Isn’t this tornado of “intrigue” and passion, mostly slapstick and fun, despite all the ‘treacheries” between all, to create drama, and amuse the audience?

And so reminiscent of manipulative power driven heroes /heroines, from all ages and times, including imaginary characters on TV Shows, such as “Veep”, with the brilliantly funny, and intelligent, politically incorrect, wildly ambitious, Julia Louis-Dreyfus, who has made/makes, so many of us, laugh wholeheartedly, out-loud, in so many situations, in that show.

Yet the slapstick fun, of all these often inept politicians, whether men or women, reminds me also, that sometimes, life twists and turns, can actually turn out better, for all individuals, when solidarity is present, including for the fun, yet smart; joyful yet grounded beings; always interested in the highest good for all; who help each other out, each in their own way, and always benevolent, sometimes even heroic, as charming anti-heroes can sometimes be, who all, become friends, as they all do, in this silly, 1986, Landis slapstick comedy, which I am sure, would have also amused Handel!

Yay!

See you in a few weeks, after the upcoming February vacation break!

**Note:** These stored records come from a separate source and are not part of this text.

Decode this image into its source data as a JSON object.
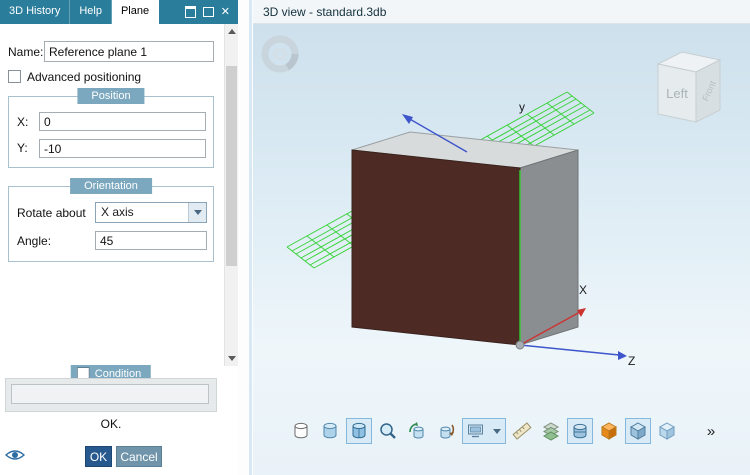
{
  "tab_bar": {
    "tabs": [
      {
        "label": "3D History"
      },
      {
        "label": "Help"
      },
      {
        "label": "Plane"
      }
    ],
    "close_glyph": "✕"
  },
  "form": {
    "name_label": "Name:",
    "name_value": "Reference plane 1",
    "advanced_positioning_label": "Advanced positioning",
    "position": {
      "title": "Position",
      "x_label": "X:",
      "x_value": "0",
      "y_label": "Y:",
      "y_value": "-10"
    },
    "orientation": {
      "title": "Orientation",
      "rotate_about_label": "Rotate about",
      "rotate_about_value": "X axis",
      "angle_label": "Angle:",
      "angle_value": "45"
    },
    "condition": {
      "title": "Condition",
      "value": ""
    },
    "status_text": "OK.",
    "ok_label": "OK",
    "cancel_label": "Cancel"
  },
  "viewport": {
    "title": "3D view - standard.3db",
    "axes": {
      "x": "X",
      "y": "y",
      "z": "Z"
    },
    "nav_cube": {
      "left": "Left",
      "front": "Front"
    }
  },
  "toolbar": {
    "items": [
      {
        "name": "cylinder-wireframe-icon",
        "selected": false
      },
      {
        "name": "cylinder-shaded-icon",
        "selected": false
      },
      {
        "name": "cylinder-shaded-edges-icon",
        "selected": true
      },
      {
        "name": "zoom-icon",
        "selected": false
      },
      {
        "name": "cylinder-rotate-icon",
        "selected": false
      },
      {
        "name": "cylinder-turntable-icon",
        "selected": false
      },
      {
        "name": "view-preset-combo",
        "selected": true
      },
      {
        "name": "ruler-icon",
        "selected": false
      },
      {
        "name": "mesh-layers-icon",
        "selected": false
      },
      {
        "name": "cylinder-section-icon",
        "selected": true
      },
      {
        "name": "orange-cube-icon",
        "selected": false
      },
      {
        "name": "blue-cube-framed-icon",
        "selected": true
      },
      {
        "name": "blue-cube-icon",
        "selected": false
      }
    ],
    "overflow_glyph": "»"
  },
  "colors": {
    "accent_teal": "#2b7d9c",
    "group_header": "#7ba8be",
    "ok_button": "#27598e",
    "cancel_button": "#7095ab",
    "plane_green": "#32d232",
    "cube_face": "#4e2a25",
    "axis_blue": "#3f55cc",
    "axis_red": "#cc3333"
  }
}
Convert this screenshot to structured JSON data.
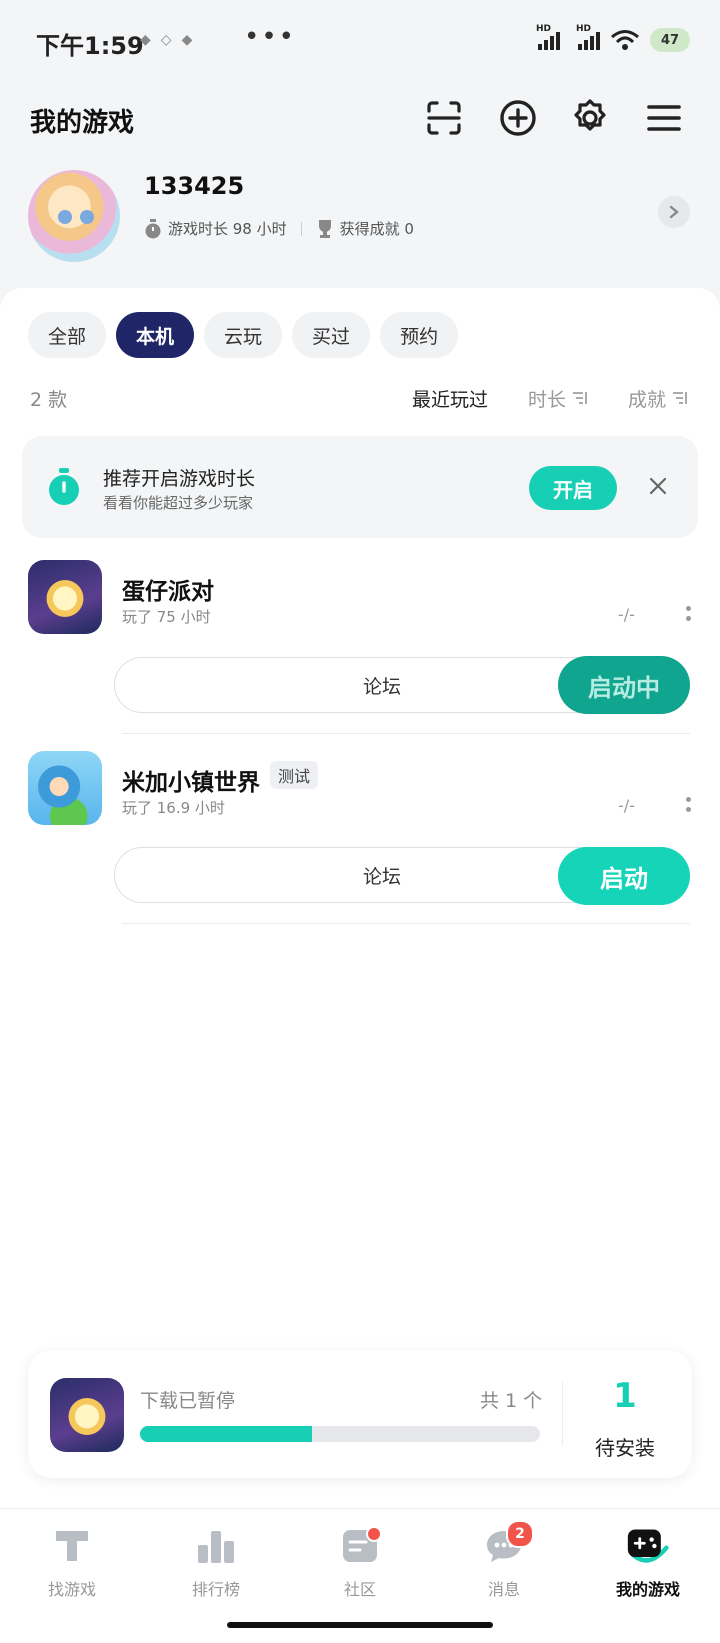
{
  "status_bar": {
    "time": "下午1:59",
    "dots": "•••",
    "battery": "47",
    "hd": "HD"
  },
  "header": {
    "title": "我的游戏"
  },
  "profile": {
    "username": "133425",
    "playtime_label": "游戏时长 98 小时",
    "achievements_label": "获得成就 0"
  },
  "filters": {
    "chips": [
      "全部",
      "本机",
      "云玩",
      "买过",
      "预约"
    ],
    "active": "本机"
  },
  "list_header": {
    "count": "2 款",
    "sort_recent": "最近玩过",
    "sort_duration": "时长",
    "sort_achievement": "成就"
  },
  "tip": {
    "title": "推荐开启游戏时长",
    "subtitle": "看看你能超过多少玩家",
    "button": "开启"
  },
  "games": [
    {
      "name": "蛋仔派对",
      "played": "玩了 75 小时",
      "progress": "-/-",
      "forum_label": "论坛",
      "launch_label": "启动中",
      "tag": ""
    },
    {
      "name": "米加小镇世界",
      "played": "玩了 16.9 小时",
      "progress": "-/-",
      "forum_label": "论坛",
      "launch_label": "启动",
      "tag": "测试"
    }
  ],
  "download": {
    "status": "下载已暂停",
    "total": "共 1 个",
    "progress_fraction": 0.43,
    "pending_count": "1",
    "pending_label": "待安装"
  },
  "nav": {
    "items": [
      "找游戏",
      "排行榜",
      "社区",
      "消息",
      "我的游戏"
    ],
    "message_badge": "2",
    "active": "我的游戏"
  },
  "colors": {
    "accent": "#16cfb4",
    "chip_active": "#1f2566",
    "badge_red": "#f3544a"
  }
}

Yay!

Soft…

Fluttering…

Joyful…

Happy…

Peaceful…

Loving…

Eternal butterflies 😊